Web page and app entries
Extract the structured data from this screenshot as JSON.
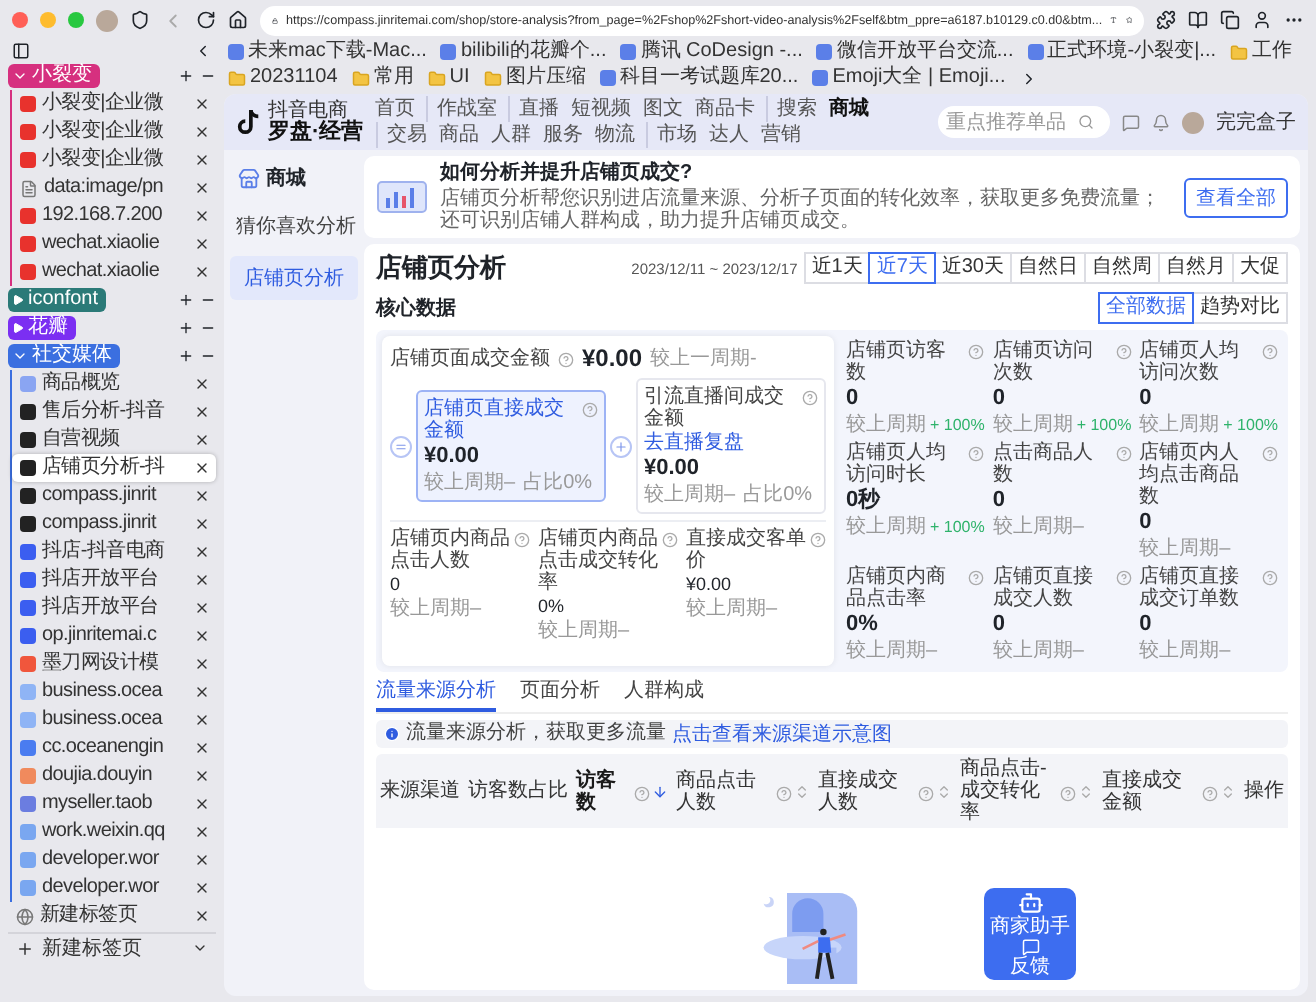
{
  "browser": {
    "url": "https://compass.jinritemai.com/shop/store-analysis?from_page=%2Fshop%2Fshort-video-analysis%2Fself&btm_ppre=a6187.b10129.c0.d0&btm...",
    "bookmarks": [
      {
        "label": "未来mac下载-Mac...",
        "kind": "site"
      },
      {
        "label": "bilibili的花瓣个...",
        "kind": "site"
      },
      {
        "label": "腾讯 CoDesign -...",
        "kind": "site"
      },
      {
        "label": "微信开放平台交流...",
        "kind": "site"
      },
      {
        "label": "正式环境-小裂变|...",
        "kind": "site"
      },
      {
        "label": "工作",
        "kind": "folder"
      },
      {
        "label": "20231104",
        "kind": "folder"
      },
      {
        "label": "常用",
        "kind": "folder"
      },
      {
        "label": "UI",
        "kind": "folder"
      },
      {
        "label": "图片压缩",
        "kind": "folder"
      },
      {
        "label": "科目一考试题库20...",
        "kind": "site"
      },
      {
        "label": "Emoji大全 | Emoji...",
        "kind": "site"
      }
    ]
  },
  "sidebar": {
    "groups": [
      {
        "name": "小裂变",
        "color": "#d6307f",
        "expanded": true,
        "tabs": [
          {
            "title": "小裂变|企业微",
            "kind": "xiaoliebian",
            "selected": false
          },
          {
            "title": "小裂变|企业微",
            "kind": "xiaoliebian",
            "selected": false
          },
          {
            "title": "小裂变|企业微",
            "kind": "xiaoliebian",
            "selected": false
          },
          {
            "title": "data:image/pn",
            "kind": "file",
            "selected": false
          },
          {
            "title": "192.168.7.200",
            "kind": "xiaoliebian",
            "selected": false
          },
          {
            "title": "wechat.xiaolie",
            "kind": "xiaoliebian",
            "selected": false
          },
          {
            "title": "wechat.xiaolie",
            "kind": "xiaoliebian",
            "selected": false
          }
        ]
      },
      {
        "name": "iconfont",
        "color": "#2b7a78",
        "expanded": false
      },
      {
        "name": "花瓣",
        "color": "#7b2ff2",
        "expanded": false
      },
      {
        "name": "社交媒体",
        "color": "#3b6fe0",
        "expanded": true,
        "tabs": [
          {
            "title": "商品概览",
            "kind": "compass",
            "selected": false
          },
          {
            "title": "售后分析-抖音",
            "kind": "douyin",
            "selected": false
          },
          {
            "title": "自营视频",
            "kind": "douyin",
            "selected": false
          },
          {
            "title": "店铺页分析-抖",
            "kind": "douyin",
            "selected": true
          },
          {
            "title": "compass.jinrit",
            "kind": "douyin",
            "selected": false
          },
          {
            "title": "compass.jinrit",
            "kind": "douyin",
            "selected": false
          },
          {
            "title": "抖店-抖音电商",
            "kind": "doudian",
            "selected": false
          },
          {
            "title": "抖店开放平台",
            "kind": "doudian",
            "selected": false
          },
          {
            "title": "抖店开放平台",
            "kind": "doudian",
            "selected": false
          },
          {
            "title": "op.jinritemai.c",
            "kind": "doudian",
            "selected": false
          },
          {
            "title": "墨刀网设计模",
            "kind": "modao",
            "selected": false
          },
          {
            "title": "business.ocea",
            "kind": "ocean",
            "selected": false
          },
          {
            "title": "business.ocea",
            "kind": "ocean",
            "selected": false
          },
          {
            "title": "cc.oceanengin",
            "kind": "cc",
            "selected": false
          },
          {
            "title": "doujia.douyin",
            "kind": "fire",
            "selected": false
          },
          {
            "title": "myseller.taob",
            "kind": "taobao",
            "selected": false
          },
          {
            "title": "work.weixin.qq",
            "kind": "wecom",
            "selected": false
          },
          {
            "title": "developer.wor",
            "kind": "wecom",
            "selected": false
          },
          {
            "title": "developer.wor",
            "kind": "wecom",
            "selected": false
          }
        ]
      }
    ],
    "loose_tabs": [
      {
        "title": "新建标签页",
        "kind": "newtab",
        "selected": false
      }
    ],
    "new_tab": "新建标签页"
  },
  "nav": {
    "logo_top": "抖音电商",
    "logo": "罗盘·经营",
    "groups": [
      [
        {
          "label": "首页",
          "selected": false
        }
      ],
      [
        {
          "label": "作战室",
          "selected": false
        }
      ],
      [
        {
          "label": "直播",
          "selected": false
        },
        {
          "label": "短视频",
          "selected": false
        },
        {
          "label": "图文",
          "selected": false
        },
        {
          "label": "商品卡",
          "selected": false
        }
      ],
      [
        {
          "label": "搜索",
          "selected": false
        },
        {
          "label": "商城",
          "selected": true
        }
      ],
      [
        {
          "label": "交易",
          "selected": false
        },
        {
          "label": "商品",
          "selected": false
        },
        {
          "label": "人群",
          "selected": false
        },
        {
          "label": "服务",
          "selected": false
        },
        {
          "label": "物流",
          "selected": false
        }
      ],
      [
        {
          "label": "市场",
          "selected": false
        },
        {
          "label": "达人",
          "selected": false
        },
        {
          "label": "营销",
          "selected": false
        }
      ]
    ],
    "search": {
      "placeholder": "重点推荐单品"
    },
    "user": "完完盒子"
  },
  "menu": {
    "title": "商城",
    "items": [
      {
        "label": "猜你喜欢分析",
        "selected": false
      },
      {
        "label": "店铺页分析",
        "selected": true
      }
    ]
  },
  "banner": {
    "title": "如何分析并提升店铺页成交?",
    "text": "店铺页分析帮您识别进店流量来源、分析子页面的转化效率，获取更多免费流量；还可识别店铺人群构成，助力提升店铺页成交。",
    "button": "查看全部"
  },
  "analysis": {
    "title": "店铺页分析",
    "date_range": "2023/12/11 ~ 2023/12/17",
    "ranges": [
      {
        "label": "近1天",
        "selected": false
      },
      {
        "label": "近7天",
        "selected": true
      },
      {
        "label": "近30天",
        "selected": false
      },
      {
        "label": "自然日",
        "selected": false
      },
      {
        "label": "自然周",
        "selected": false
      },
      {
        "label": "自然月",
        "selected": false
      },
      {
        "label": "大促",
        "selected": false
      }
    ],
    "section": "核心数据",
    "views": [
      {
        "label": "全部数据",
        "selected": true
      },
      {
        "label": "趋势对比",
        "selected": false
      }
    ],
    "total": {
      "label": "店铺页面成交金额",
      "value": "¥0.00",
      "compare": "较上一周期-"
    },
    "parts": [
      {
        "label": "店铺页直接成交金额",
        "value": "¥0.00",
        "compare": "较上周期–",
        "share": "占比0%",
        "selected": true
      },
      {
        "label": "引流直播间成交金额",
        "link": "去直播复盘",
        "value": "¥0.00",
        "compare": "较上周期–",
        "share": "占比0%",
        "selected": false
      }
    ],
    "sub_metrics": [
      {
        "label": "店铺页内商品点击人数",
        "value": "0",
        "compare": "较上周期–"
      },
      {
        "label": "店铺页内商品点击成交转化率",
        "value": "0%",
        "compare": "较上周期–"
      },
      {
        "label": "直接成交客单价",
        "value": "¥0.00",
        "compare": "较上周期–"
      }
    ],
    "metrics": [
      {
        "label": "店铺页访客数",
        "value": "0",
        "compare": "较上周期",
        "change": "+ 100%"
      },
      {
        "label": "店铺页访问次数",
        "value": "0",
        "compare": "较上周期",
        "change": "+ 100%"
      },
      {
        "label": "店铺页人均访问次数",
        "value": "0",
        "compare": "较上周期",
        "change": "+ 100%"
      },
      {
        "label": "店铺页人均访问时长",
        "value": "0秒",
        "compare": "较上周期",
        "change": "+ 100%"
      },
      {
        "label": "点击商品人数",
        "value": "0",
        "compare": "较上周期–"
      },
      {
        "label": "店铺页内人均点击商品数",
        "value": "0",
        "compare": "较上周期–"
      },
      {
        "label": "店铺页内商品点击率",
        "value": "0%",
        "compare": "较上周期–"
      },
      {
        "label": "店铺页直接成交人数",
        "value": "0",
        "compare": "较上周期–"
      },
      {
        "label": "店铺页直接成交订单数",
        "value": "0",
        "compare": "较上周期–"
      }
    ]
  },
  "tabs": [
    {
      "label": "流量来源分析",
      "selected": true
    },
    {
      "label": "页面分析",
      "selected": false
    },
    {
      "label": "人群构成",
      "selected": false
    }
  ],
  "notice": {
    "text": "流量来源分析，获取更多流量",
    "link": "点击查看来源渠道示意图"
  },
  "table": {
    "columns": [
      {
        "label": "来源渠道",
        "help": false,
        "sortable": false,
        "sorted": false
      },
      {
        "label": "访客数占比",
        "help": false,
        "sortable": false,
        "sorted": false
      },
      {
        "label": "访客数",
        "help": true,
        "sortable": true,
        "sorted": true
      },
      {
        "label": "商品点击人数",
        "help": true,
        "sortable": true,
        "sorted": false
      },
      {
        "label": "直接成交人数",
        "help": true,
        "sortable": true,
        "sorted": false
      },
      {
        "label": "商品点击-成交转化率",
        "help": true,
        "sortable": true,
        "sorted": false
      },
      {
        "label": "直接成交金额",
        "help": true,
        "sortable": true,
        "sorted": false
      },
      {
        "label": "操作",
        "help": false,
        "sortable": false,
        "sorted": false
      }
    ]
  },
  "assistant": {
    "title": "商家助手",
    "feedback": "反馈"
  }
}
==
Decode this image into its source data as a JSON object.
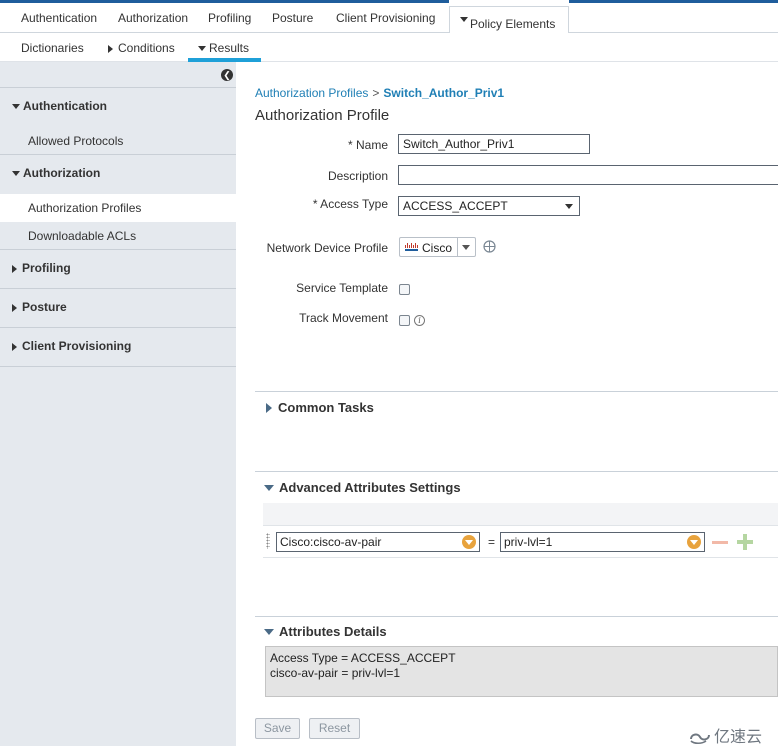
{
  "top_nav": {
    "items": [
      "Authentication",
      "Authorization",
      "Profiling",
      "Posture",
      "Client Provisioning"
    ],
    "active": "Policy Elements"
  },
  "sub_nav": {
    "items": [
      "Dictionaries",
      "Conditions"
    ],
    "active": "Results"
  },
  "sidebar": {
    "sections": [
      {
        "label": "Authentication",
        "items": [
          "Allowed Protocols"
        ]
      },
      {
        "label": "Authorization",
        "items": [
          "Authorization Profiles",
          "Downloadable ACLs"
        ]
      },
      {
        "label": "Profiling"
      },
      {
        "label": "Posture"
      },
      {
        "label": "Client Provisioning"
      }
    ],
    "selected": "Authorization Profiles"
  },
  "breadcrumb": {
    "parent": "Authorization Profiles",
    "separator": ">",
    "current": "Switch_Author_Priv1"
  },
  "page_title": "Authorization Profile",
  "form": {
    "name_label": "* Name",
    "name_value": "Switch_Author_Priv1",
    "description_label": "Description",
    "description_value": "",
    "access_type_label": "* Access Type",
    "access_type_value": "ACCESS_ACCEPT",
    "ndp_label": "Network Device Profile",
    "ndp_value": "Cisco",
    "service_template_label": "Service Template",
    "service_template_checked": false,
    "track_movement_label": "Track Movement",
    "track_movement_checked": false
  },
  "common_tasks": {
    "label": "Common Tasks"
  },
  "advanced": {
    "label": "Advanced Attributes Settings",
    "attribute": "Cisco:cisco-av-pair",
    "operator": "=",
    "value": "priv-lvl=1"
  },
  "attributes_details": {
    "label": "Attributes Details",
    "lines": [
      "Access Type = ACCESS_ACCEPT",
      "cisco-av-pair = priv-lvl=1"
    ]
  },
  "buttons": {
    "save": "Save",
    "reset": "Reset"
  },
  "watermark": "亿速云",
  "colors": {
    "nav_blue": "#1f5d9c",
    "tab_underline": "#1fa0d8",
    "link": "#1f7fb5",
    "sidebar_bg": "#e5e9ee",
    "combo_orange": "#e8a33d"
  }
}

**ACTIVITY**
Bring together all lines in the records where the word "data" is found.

**WRITTEN REPLY**
Extract the structured data from this screenshot as JSON.
            "title": "data:image/pn",
Decode this image into its source data as a JSON object.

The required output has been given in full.